*** DATASET CONTENT Section Begins ***
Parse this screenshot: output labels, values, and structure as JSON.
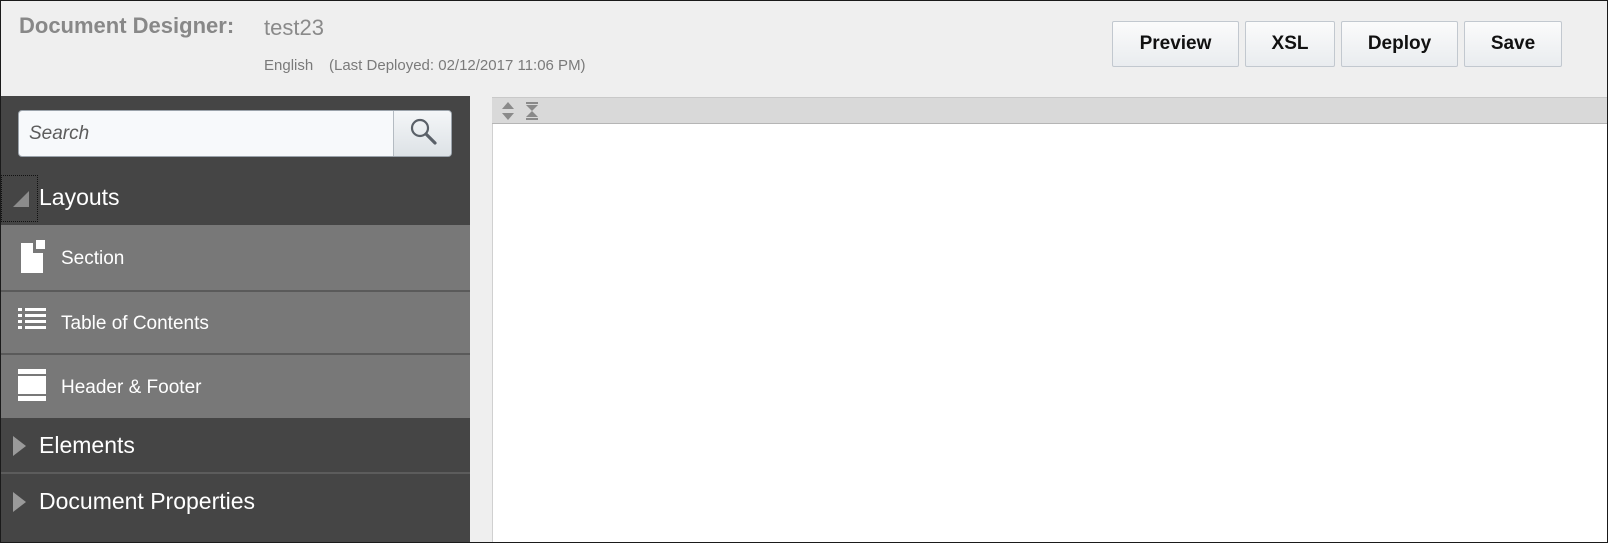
{
  "header": {
    "designer_label": "Document Designer:",
    "document_name": "test23",
    "language": "English",
    "last_deployed": "(Last Deployed: 02/12/2017 11:06 PM)"
  },
  "toolbar": {
    "preview_label": "Preview",
    "xsl_label": "XSL",
    "deploy_label": "Deploy",
    "save_label": "Save"
  },
  "search": {
    "placeholder": "Search",
    "value": "",
    "icon": "search-icon"
  },
  "sidebar": {
    "sections": [
      {
        "label": "Layouts",
        "expanded": true,
        "items": [
          {
            "label": "Section",
            "icon": "section-page-icon"
          },
          {
            "label": "Table of Contents",
            "icon": "list-icon"
          },
          {
            "label": "Header & Footer",
            "icon": "header-footer-icon"
          }
        ]
      },
      {
        "label": "Elements",
        "expanded": false
      },
      {
        "label": "Document Properties",
        "expanded": false
      }
    ]
  },
  "canvas_toolbar": {
    "icons": [
      "expand-collapse-icon",
      "collapse-all-icon"
    ]
  },
  "colors": {
    "sidebar_header": "#454545",
    "sidebar_item": "#787878",
    "header_bg": "#efefef",
    "canvas_bg": "#ffffff"
  }
}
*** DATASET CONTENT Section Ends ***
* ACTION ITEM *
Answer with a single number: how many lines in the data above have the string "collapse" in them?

* EXPECTED ANSWER *
2